- Task details:
Please read the records below and return each line holding the string "color".

- Information provided:

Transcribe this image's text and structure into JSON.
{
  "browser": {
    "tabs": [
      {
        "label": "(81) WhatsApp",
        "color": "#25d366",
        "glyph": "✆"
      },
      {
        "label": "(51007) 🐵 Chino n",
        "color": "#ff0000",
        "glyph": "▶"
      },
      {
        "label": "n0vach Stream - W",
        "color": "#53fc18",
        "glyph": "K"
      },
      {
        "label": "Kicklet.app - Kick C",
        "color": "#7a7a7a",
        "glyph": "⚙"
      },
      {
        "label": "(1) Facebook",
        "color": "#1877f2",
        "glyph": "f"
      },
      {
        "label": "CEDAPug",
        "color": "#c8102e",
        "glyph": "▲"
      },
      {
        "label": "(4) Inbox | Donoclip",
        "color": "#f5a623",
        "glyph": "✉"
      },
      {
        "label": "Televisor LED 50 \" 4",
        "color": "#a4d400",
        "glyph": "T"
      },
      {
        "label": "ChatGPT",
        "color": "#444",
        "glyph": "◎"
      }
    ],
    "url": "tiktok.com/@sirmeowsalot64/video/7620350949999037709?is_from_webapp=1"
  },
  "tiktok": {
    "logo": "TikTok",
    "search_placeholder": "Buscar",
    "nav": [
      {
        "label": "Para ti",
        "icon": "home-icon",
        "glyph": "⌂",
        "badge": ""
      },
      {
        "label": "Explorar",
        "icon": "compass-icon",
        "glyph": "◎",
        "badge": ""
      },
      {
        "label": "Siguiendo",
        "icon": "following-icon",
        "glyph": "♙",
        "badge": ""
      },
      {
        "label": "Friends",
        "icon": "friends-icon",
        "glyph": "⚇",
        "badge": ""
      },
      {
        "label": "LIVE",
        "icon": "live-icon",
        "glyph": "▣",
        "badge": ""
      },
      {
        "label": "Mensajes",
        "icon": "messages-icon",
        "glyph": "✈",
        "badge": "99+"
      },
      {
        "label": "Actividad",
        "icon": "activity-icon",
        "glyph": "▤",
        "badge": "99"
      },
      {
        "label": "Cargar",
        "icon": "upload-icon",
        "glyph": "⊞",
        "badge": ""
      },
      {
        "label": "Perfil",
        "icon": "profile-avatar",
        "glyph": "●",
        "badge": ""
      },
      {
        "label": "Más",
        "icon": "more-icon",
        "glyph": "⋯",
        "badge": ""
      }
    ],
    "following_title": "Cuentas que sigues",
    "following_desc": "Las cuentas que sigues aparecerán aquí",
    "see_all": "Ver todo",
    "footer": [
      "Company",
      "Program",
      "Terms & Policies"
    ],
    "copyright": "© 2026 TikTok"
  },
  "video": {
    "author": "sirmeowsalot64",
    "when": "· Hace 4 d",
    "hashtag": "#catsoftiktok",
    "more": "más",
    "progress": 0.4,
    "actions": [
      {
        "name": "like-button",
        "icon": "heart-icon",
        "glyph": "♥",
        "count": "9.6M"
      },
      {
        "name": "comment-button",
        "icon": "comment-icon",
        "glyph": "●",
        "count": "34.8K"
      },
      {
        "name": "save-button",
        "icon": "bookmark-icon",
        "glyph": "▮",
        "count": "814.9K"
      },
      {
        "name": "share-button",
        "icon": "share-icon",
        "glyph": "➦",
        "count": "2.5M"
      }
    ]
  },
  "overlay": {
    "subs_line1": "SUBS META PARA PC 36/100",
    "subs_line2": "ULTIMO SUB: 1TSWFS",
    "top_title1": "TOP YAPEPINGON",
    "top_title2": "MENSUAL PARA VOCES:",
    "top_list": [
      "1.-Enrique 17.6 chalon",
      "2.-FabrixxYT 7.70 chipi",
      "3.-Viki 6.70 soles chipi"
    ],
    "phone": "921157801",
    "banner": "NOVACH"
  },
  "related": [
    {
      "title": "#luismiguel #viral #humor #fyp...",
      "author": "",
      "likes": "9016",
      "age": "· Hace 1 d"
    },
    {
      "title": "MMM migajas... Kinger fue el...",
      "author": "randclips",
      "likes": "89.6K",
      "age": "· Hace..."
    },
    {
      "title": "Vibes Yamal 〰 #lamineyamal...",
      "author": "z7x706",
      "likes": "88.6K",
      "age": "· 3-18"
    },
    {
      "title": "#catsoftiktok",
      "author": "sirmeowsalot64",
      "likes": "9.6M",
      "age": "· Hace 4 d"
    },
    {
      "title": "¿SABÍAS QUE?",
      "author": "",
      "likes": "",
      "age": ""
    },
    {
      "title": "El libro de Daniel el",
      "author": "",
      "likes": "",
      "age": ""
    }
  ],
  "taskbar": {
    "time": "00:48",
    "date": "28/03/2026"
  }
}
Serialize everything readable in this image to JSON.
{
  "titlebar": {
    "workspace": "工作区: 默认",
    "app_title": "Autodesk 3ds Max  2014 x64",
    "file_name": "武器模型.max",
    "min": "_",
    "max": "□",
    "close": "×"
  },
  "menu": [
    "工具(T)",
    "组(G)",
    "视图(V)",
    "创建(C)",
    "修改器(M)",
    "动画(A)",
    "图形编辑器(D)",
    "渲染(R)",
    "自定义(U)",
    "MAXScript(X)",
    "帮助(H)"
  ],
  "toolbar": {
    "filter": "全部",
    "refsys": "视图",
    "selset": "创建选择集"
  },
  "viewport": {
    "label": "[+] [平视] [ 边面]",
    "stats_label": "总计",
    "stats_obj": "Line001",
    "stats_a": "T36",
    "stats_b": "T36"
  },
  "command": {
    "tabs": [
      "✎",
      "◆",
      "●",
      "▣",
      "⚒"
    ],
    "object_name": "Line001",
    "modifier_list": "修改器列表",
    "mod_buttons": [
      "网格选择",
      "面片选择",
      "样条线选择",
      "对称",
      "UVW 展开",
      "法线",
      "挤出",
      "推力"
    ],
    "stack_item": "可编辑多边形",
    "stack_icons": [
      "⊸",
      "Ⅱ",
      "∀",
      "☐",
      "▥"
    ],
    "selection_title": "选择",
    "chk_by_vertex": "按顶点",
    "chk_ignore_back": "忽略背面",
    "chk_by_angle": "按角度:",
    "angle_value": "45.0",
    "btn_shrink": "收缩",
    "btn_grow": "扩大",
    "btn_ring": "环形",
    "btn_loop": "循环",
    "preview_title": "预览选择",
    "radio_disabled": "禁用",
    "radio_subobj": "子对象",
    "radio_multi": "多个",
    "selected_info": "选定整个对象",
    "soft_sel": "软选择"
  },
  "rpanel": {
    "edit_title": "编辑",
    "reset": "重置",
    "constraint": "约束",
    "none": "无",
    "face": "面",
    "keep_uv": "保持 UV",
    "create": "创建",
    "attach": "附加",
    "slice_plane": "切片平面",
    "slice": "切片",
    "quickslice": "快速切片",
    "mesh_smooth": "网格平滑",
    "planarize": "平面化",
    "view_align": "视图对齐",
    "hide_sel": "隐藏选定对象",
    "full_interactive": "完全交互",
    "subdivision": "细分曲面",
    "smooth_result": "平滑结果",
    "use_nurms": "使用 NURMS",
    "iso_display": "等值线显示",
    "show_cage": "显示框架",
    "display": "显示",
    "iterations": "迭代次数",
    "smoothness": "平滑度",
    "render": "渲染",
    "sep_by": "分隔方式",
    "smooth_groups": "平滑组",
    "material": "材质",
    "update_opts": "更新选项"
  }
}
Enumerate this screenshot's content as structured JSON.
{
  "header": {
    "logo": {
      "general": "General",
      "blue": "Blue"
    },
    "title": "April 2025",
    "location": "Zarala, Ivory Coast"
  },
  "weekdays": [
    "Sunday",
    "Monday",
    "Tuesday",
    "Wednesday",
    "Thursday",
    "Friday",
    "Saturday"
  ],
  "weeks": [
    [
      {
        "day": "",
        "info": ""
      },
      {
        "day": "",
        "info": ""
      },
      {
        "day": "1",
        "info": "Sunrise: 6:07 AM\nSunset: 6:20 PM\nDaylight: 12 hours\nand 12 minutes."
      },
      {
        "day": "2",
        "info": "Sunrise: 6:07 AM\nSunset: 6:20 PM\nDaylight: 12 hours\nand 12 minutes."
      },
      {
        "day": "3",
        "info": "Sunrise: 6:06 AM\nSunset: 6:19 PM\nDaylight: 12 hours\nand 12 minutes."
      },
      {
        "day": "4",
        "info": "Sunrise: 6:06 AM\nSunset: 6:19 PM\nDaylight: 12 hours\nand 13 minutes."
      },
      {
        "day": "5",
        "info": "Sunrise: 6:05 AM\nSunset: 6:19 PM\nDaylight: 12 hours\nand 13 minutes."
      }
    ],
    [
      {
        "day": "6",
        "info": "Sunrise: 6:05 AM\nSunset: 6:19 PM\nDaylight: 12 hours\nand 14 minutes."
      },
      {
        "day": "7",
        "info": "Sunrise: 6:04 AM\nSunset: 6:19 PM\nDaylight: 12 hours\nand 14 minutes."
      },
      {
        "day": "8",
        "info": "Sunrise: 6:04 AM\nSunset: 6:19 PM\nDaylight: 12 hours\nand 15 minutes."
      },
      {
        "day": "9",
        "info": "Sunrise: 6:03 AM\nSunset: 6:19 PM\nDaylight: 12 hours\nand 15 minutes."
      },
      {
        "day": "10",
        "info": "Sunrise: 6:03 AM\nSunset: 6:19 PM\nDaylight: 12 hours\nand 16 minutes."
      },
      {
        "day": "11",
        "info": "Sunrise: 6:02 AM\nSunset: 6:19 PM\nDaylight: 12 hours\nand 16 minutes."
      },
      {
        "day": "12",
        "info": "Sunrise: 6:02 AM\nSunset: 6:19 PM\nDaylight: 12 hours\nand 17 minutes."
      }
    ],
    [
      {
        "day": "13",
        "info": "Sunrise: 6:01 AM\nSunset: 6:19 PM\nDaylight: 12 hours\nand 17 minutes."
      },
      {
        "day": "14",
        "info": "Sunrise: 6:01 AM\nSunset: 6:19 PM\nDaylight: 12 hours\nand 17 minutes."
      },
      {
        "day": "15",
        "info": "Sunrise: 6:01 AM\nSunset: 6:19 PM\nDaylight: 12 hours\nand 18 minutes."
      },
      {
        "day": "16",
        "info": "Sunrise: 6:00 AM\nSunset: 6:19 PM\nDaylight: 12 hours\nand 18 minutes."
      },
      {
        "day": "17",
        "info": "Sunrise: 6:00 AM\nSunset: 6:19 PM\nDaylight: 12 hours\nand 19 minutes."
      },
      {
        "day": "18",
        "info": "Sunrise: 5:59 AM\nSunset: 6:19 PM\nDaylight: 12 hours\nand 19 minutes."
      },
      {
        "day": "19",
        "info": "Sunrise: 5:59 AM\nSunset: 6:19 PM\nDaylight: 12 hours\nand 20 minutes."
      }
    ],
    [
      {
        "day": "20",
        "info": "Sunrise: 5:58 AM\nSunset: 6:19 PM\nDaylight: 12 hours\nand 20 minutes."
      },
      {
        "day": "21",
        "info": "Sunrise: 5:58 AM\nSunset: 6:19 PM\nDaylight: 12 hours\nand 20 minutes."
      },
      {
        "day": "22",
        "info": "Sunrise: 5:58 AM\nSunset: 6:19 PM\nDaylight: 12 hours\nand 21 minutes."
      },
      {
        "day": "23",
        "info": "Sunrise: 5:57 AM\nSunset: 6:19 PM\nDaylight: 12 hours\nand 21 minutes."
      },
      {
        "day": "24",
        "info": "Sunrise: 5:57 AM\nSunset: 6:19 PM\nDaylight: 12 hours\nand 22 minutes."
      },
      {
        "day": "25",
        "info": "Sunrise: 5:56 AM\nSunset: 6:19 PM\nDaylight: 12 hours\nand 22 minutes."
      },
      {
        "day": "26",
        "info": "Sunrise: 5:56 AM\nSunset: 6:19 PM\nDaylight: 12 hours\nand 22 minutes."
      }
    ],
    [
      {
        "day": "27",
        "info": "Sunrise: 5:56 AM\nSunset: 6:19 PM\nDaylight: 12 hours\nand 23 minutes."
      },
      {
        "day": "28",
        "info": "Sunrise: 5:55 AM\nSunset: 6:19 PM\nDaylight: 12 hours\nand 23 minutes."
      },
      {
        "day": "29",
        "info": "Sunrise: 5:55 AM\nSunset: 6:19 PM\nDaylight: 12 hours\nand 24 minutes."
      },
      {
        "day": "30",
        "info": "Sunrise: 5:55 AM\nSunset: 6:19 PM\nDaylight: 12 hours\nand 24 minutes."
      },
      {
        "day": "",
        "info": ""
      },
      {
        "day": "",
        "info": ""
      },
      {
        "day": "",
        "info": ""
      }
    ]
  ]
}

- Answer below:
        "color": "#25d366",
        "color": "#ff0000",
        "color": "#53fc18",
        "color": "#7a7a7a",
        "color": "#1877f2",
        "color": "#c8102e",
        "color": "#f5a623",
        "color": "#a4d400",
        "color": "#444",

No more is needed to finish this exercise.